The length of modern slavery investigations was also highighted by Mr Burns-Williams – Operation Angelstoke, launched by West Yorkshire Police in 2013, had only managed to bring the majority of cases successfully to court five years later, in 2018.
“Often a lot of the victims won’t even identify themselves as victims,” he said, and this adds to the complexity of investigations.
Mr Burns-Williamson said: “Clearly there is pressure on policing around the investigative measures that are made available at the local level and that’s why I have been pushing PCCs through the national network to ensure that the police and crime plans that we are responsible for setting absolutely identify modern slavery as serious and organised crime so that the resources we have can be properly targeted into this crime.”
He recognises that to raise the modern slavery offence referral rate, “more dedicated resources into specialist investigative skills” are needed. But he is optimistic about the direction of the drive against modern slavery and the training and strategic planning in motion.
“The transformation Fund programme has not only been well received but well utilised by forces and PCCs and we are developing a toolkit in conjunction with a number of partners who attend the national network to ensure we try and roll out and convene those local partnerships which ultimately will be one of the keys to real success in supporting victims and enabling more prosecutions to assist them,” said Mr Burns-Williamson.

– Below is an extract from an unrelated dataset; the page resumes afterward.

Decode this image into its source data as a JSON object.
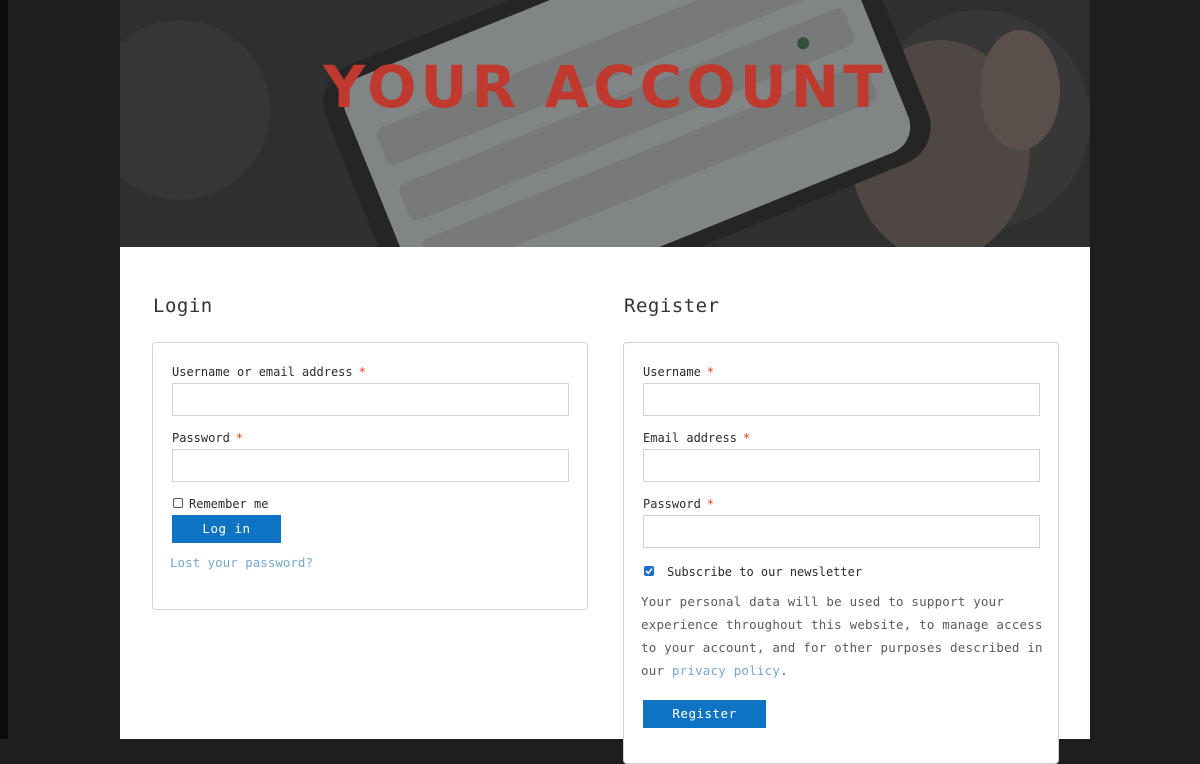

Rob Jones, the NCA lead on modern slavery and human trafficking, said the investigations were invariably complex because “many of these offences are linked to other criminality – and many of those who are involved and targeted for modern slavery might actually be charged with other offences”.
He said the NCA was now pursuing extra territorial operations against offenders leading to prosecutions through the Modern Slavery Act. H
He added: “As we move forward towards the Spending Review, what we need is a stable model that pulls together that intelligence about victims from the local, through the regional to the national, and allows us to take a national and international context to that.
“Absolutely we want to do more, and we want to use that legislation to its full extent.”
Speaking after the hearing, Mr Burns-Williamson again stressed the need for “more collaborative working, greater care for victims and survivors, as well as additional resources and training”.
“While there has been substantial progress in tackling these issues, clearly more needs to be done and I welcome the opportunity to set out how we are working with policing partners and others, to reduce such criminality and help safeguard victims and survivors of human trafficking,” he said.
“There are significant complexities in how we tackle modern slavery; investigations are often extremely resource and time intensive, victims often don’t speak English, and some don’t even realise they are being exploited.
“The needs of the victim must be central to any response. Ensuring that there are adequate services for victims is crucial in supporting them and reducing their vulnerability through empowerment. We must continue to develop our skills, understanding and responses, raising awareness and sharing best practice through local, regional and national networks.”
He added that the roles of other organisations, particularly local authorities, health and other statutory bodies, need to be clarified so that “we can make the real difference and stop these awful abuses once and for all”.